» Exercise
Reproduce the whole listing exactly, omitting any picture it holds.
========
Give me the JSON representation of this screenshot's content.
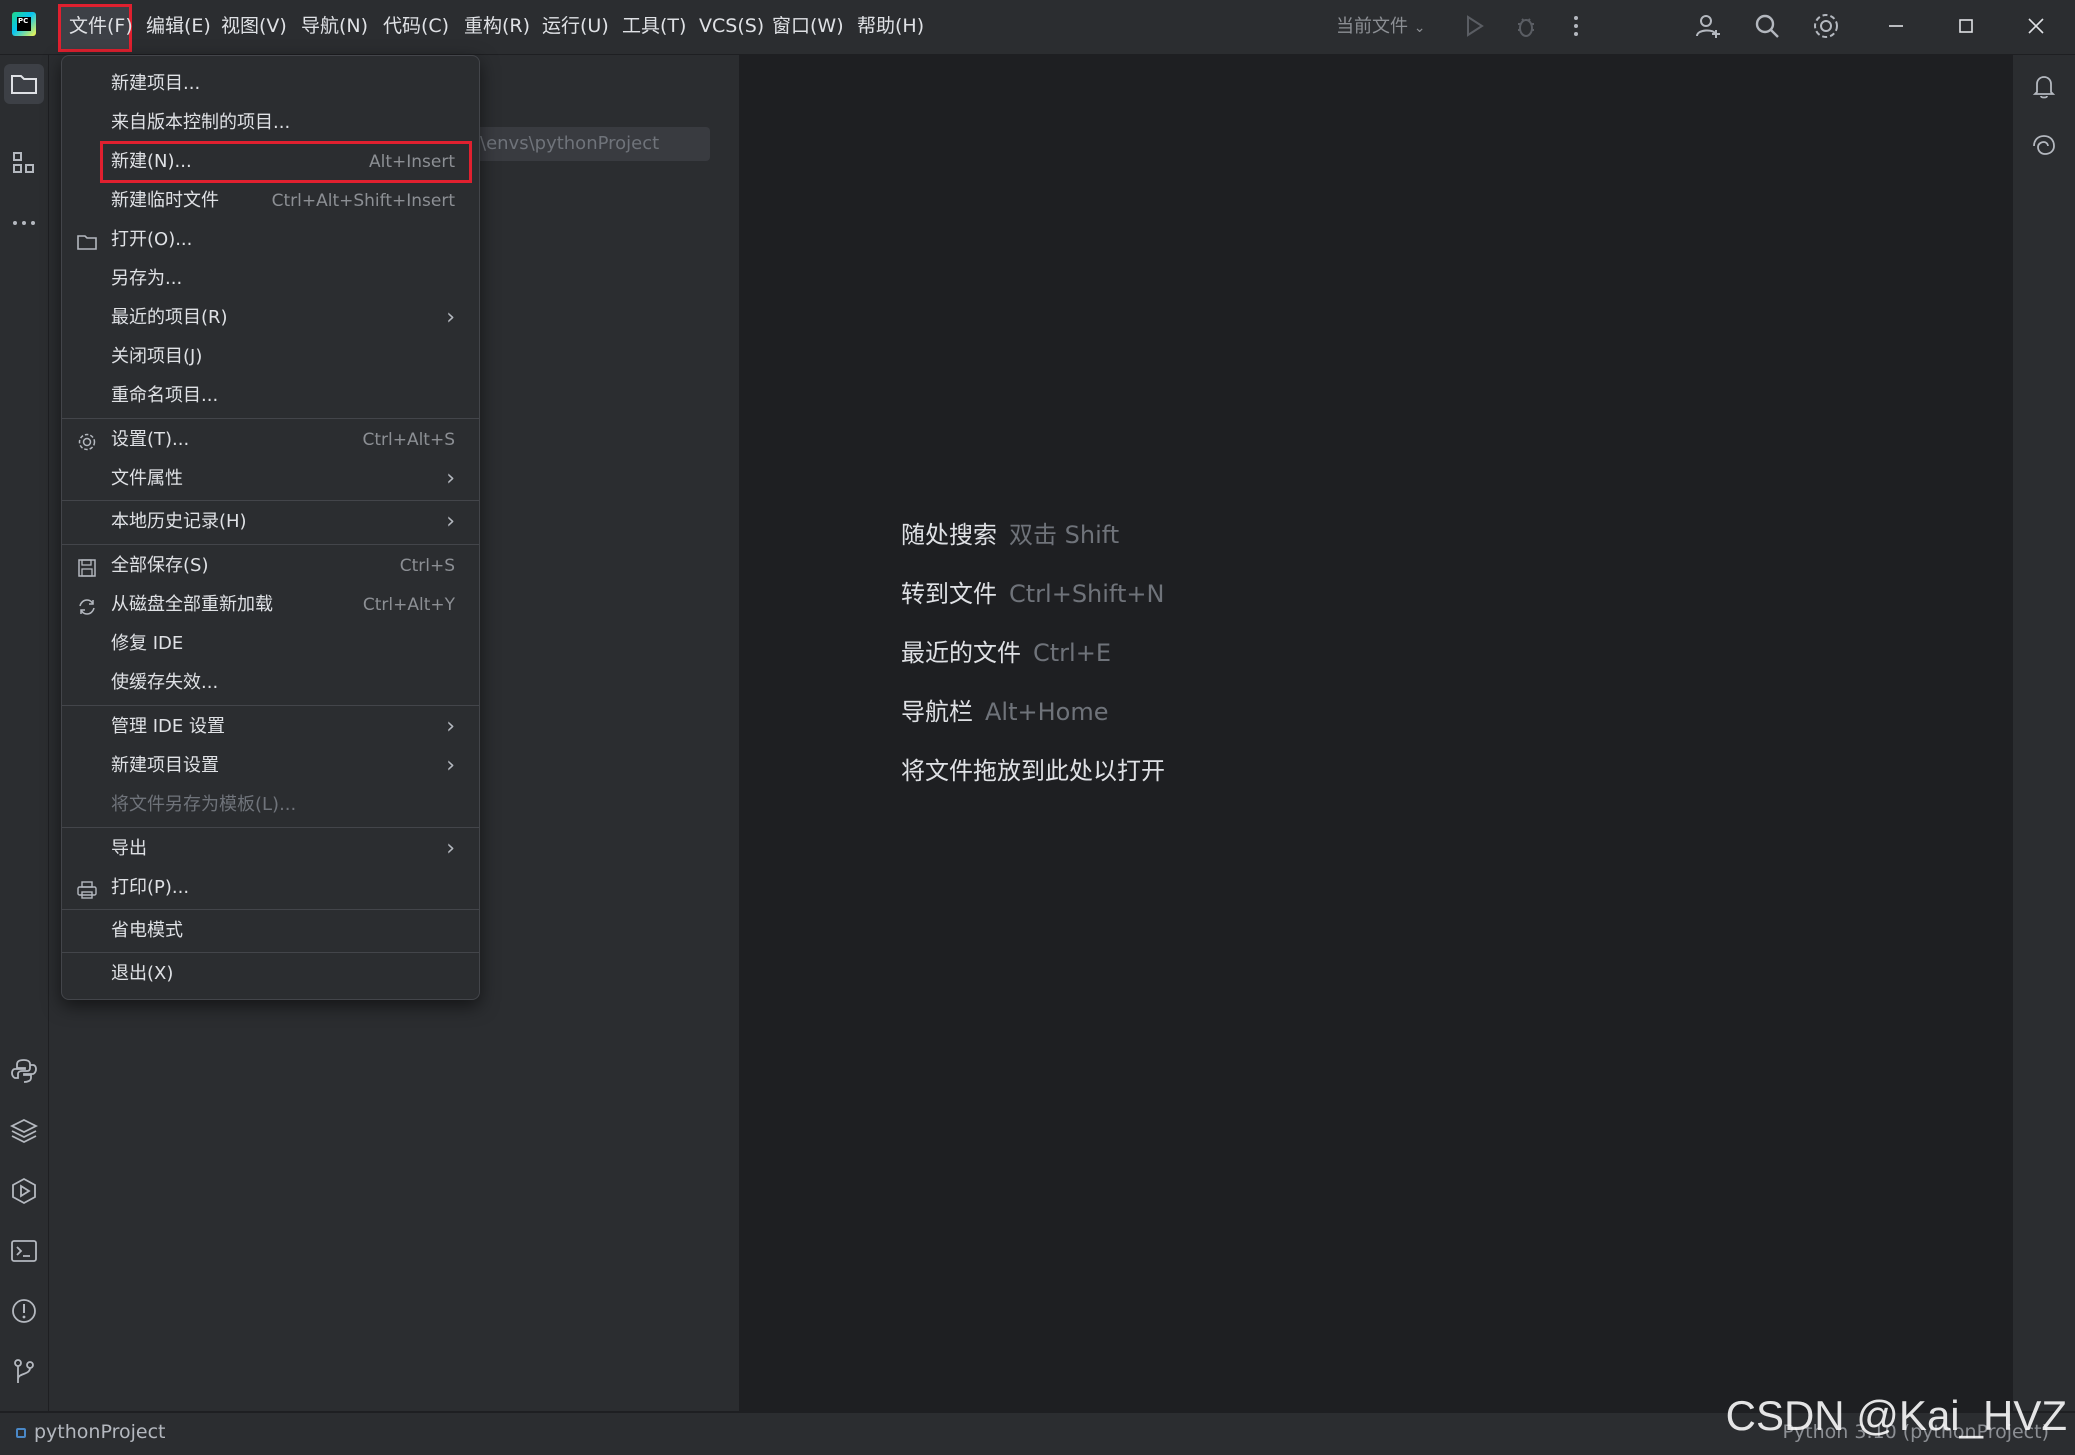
{
  "menubar": {
    "items": [
      "文件(F)",
      "编辑(E)",
      "视图(V)",
      "导航(N)",
      "代码(C)",
      "重构(R)",
      "运行(U)",
      "工具(T)",
      "VCS(S)",
      "窗口(W)",
      "帮助(H)"
    ],
    "run_config_label": "当前文件"
  },
  "project_panel": {
    "path_fragment": "\\envs\\pythonProject"
  },
  "file_menu": {
    "items": [
      {
        "label": "新建项目...",
        "shortcut": "",
        "submenu": false
      },
      {
        "label": "来自版本控制的项目...",
        "shortcut": "",
        "submenu": false
      },
      {
        "label": "新建(N)...",
        "shortcut": "Alt+Insert",
        "submenu": false
      },
      {
        "label": "新建临时文件",
        "shortcut": "Ctrl+Alt+Shift+Insert",
        "submenu": false
      },
      {
        "label": "打开(O)...",
        "shortcut": "",
        "submenu": false,
        "icon": "folder-icon"
      },
      {
        "label": "另存为...",
        "shortcut": "",
        "submenu": false
      },
      {
        "label": "最近的项目(R)",
        "shortcut": "",
        "submenu": true
      },
      {
        "label": "关闭项目(J)",
        "shortcut": "",
        "submenu": false
      },
      {
        "label": "重命名项目...",
        "shortcut": "",
        "submenu": false
      },
      {
        "label": "设置(T)...",
        "shortcut": "Ctrl+Alt+S",
        "submenu": false,
        "icon": "gear-icon"
      },
      {
        "label": "文件属性",
        "shortcut": "",
        "submenu": true
      },
      {
        "label": "本地历史记录(H)",
        "shortcut": "",
        "submenu": true
      },
      {
        "label": "全部保存(S)",
        "shortcut": "Ctrl+S",
        "submenu": false,
        "icon": "save-icon"
      },
      {
        "label": "从磁盘全部重新加载",
        "shortcut": "Ctrl+Alt+Y",
        "submenu": false,
        "icon": "reload-icon"
      },
      {
        "label": "修复 IDE",
        "shortcut": "",
        "submenu": false
      },
      {
        "label": "使缓存失效...",
        "shortcut": "",
        "submenu": false
      },
      {
        "label": "管理 IDE 设置",
        "shortcut": "",
        "submenu": true
      },
      {
        "label": "新建项目设置",
        "shortcut": "",
        "submenu": true
      },
      {
        "label": "将文件另存为模板(L)...",
        "shortcut": "",
        "submenu": false,
        "disabled": true
      },
      {
        "label": "导出",
        "shortcut": "",
        "submenu": true
      },
      {
        "label": "打印(P)...",
        "shortcut": "",
        "submenu": false,
        "icon": "print-icon"
      },
      {
        "label": "省电模式",
        "shortcut": "",
        "submenu": false
      },
      {
        "label": "退出(X)",
        "shortcut": "",
        "submenu": false
      }
    ]
  },
  "editor_hints": [
    {
      "label": "随处搜索",
      "key": "双击 Shift"
    },
    {
      "label": "转到文件",
      "key": "Ctrl+Shift+N"
    },
    {
      "label": "最近的文件",
      "key": "Ctrl+E"
    },
    {
      "label": "导航栏",
      "key": "Alt+Home"
    },
    {
      "label": "将文件拖放到此处以打开",
      "key": ""
    }
  ],
  "statusbar": {
    "project": "pythonProject",
    "interpreter": "Python 3.10 (pythonProject)"
  },
  "watermark": "CSDN @Kai_HVZ",
  "colors": {
    "highlight_border": "#e0202f",
    "background": "#1e1f22",
    "panel": "#2b2d30"
  }
}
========
» Exercise answer
Give me the JSON representation of this screenshot's content.
{
  "menubar": {
    "items": [
      "文件(F)",
      "编辑(E)",
      "视图(V)",
      "导航(N)",
      "代码(C)",
      "重构(R)",
      "运行(U)",
      "工具(T)",
      "VCS(S)",
      "窗口(W)",
      "帮助(H)"
    ],
    "run_config_label": "当前文件"
  },
  "project_panel": {
    "path_fragment": "\\envs\\pythonProject"
  },
  "file_menu": {
    "items": [
      {
        "label": "新建项目...",
        "shortcut": "",
        "submenu": false
      },
      {
        "label": "来自版本控制的项目...",
        "shortcut": "",
        "submenu": false
      },
      {
        "label": "新建(N)...",
        "shortcut": "Alt+Insert",
        "submenu": false
      },
      {
        "label": "新建临时文件",
        "shortcut": "Ctrl+Alt+Shift+Insert",
        "submenu": false
      },
      {
        "label": "打开(O)...",
        "shortcut": "",
        "submenu": false,
        "icon": "folder-icon"
      },
      {
        "label": "另存为...",
        "shortcut": "",
        "submenu": false
      },
      {
        "label": "最近的项目(R)",
        "shortcut": "",
        "submenu": true
      },
      {
        "label": "关闭项目(J)",
        "shortcut": "",
        "submenu": false
      },
      {
        "label": "重命名项目...",
        "shortcut": "",
        "submenu": false
      },
      {
        "label": "设置(T)...",
        "shortcut": "Ctrl+Alt+S",
        "submenu": false,
        "icon": "gear-icon"
      },
      {
        "label": "文件属性",
        "shortcut": "",
        "submenu": true
      },
      {
        "label": "本地历史记录(H)",
        "shortcut": "",
        "submenu": true
      },
      {
        "label": "全部保存(S)",
        "shortcut": "Ctrl+S",
        "submenu": false,
        "icon": "save-icon"
      },
      {
        "label": "从磁盘全部重新加载",
        "shortcut": "Ctrl+Alt+Y",
        "submenu": false,
        "icon": "reload-icon"
      },
      {
        "label": "修复 IDE",
        "shortcut": "",
        "submenu": false
      },
      {
        "label": "使缓存失效...",
        "shortcut": "",
        "submenu": false
      },
      {
        "label": "管理 IDE 设置",
        "shortcut": "",
        "submenu": true
      },
      {
        "label": "新建项目设置",
        "shortcut": "",
        "submenu": true
      },
      {
        "label": "将文件另存为模板(L)...",
        "shortcut": "",
        "submenu": false,
        "disabled": true
      },
      {
        "label": "导出",
        "shortcut": "",
        "submenu": true
      },
      {
        "label": "打印(P)...",
        "shortcut": "",
        "submenu": false,
        "icon": "print-icon"
      },
      {
        "label": "省电模式",
        "shortcut": "",
        "submenu": false
      },
      {
        "label": "退出(X)",
        "shortcut": "",
        "submenu": false
      }
    ]
  },
  "editor_hints": [
    {
      "label": "随处搜索",
      "key": "双击 Shift"
    },
    {
      "label": "转到文件",
      "key": "Ctrl+Shift+N"
    },
    {
      "label": "最近的文件",
      "key": "Ctrl+E"
    },
    {
      "label": "导航栏",
      "key": "Alt+Home"
    },
    {
      "label": "将文件拖放到此处以打开",
      "key": ""
    }
  ],
  "statusbar": {
    "project": "pythonProject",
    "interpreter": "Python 3.10 (pythonProject)"
  },
  "watermark": "CSDN @Kai_HVZ",
  "colors": {
    "highlight_border": "#e0202f",
    "background": "#1e1f22",
    "panel": "#2b2d30"
  }
}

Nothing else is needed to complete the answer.